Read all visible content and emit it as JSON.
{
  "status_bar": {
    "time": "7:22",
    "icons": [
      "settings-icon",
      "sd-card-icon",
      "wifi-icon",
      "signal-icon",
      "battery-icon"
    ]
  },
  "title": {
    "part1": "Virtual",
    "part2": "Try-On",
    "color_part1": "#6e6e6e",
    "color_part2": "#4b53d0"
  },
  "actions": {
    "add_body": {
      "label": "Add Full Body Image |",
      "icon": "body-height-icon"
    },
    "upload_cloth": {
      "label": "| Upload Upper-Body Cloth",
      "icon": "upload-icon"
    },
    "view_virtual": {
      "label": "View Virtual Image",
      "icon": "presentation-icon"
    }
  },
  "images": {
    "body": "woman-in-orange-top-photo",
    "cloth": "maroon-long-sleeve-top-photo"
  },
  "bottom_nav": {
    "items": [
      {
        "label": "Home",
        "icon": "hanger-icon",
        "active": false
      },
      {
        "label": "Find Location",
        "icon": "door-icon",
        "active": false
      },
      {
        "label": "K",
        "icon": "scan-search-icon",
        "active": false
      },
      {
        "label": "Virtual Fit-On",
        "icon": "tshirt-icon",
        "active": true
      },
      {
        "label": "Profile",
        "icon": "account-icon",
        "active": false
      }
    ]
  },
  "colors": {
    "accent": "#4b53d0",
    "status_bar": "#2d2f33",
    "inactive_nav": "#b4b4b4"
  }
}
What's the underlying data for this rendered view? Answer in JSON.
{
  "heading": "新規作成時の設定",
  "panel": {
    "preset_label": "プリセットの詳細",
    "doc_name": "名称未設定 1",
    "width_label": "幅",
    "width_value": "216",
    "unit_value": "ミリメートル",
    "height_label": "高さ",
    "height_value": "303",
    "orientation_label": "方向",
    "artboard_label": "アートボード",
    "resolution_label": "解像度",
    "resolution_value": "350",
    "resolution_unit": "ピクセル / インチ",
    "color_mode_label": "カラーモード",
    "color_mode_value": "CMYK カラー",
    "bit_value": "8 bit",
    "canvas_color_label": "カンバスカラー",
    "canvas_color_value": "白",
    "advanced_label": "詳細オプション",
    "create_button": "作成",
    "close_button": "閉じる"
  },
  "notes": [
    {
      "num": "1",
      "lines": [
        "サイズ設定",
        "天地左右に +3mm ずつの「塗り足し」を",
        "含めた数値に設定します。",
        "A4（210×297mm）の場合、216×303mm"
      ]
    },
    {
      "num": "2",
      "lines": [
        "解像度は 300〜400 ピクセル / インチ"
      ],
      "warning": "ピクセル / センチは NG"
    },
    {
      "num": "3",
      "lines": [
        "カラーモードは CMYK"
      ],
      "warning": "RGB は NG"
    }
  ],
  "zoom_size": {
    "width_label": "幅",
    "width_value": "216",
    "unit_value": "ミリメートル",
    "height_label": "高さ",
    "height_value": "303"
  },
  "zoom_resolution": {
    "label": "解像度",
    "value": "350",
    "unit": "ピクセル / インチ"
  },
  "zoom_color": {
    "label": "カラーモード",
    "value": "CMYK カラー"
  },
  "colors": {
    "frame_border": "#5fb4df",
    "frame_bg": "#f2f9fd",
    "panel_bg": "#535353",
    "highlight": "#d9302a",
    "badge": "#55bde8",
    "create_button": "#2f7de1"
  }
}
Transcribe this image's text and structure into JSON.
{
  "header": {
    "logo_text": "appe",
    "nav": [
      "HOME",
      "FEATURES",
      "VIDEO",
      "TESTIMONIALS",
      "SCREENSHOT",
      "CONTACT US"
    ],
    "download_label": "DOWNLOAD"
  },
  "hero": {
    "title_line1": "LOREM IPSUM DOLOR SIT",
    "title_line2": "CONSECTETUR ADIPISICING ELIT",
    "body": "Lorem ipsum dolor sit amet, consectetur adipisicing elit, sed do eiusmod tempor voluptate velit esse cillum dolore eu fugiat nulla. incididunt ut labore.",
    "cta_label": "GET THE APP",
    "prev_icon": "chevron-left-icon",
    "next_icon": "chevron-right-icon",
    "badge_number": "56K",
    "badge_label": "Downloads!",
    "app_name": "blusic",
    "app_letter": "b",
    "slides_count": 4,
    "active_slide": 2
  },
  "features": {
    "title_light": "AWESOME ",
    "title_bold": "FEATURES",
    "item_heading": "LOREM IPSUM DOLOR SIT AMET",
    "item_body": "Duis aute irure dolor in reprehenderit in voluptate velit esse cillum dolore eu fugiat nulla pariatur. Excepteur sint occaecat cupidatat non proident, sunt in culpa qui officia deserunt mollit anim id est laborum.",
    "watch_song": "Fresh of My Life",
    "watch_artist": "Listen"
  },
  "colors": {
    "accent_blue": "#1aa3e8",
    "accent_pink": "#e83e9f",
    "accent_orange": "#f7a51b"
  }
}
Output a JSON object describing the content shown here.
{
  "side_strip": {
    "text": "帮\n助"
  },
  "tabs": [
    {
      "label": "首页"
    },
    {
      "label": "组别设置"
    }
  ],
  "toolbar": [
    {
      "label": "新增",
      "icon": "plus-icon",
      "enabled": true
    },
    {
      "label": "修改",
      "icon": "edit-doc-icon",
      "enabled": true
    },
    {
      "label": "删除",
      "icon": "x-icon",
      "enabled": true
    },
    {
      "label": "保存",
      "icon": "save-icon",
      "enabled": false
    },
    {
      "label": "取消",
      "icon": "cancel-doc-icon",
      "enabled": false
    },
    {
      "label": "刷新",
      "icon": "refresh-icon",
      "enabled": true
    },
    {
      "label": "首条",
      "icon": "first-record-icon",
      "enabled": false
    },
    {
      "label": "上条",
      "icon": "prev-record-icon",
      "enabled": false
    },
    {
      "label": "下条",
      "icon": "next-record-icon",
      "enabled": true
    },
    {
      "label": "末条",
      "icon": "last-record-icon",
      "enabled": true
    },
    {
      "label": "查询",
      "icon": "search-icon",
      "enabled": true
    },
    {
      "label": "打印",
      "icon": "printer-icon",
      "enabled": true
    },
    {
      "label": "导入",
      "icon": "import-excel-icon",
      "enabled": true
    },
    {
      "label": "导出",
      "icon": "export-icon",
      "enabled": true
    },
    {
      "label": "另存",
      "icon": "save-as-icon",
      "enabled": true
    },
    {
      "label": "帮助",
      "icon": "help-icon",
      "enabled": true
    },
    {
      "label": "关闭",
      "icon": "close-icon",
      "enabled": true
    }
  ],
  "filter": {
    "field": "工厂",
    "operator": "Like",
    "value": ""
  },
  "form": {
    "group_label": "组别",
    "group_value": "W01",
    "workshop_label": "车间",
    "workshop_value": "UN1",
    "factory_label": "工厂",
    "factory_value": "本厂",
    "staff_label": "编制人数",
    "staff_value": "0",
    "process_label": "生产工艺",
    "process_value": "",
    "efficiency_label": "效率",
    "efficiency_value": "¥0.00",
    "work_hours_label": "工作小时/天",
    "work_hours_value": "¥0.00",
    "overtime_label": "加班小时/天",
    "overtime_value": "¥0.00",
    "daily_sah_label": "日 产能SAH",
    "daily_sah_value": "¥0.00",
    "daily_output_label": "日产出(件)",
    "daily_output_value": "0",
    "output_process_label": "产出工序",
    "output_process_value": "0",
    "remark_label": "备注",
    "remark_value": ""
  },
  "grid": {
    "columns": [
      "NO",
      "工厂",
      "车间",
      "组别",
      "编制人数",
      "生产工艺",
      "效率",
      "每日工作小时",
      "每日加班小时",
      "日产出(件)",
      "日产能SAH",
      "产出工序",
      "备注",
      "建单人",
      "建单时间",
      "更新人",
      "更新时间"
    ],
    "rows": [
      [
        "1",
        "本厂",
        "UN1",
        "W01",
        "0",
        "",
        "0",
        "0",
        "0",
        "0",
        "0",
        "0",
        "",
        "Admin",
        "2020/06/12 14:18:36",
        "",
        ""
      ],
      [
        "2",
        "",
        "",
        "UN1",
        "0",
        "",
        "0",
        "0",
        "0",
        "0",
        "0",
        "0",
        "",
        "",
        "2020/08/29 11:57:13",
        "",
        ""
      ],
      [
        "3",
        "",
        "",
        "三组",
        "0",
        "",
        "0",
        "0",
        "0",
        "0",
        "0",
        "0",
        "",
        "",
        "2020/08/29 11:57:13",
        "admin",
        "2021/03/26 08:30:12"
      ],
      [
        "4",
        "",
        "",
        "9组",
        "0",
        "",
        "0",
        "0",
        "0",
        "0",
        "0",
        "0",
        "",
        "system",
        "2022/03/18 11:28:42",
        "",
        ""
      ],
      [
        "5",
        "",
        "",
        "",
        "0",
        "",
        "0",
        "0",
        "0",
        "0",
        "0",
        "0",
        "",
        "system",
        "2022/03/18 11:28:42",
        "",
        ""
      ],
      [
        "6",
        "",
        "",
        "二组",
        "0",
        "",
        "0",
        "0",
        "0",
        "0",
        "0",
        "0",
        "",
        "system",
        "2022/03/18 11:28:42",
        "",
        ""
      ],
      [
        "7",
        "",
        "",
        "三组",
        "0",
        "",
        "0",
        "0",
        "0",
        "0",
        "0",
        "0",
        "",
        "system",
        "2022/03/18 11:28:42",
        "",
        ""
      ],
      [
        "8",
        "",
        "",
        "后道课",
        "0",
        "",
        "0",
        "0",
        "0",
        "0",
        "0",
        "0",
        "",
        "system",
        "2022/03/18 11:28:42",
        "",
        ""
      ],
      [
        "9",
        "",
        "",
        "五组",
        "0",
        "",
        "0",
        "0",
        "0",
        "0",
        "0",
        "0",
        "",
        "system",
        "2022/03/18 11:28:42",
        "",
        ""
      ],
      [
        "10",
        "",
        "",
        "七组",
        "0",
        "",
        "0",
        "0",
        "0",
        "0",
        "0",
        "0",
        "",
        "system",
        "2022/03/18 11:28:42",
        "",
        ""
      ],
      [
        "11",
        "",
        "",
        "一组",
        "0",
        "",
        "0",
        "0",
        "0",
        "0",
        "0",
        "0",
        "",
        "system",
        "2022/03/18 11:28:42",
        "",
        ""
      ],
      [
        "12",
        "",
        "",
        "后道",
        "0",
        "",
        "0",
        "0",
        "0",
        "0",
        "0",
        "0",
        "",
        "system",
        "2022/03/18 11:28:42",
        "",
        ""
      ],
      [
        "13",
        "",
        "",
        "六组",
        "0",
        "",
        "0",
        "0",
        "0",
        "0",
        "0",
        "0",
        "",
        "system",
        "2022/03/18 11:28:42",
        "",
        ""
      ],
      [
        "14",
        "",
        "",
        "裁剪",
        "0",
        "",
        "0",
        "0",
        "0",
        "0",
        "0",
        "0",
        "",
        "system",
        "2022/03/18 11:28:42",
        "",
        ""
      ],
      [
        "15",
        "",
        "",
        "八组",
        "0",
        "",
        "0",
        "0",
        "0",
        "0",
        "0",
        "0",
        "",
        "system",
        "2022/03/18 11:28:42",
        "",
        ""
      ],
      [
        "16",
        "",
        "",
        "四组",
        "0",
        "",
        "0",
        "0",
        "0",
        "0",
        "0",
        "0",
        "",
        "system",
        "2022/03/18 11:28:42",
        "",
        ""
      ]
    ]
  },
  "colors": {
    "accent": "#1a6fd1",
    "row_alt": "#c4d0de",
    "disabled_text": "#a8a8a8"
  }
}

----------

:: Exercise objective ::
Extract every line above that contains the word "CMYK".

:: Task solution ::
    "color_mode_value": "CMYK カラー",
        "カラーモードは CMYK"
    "value": "CMYK カラー"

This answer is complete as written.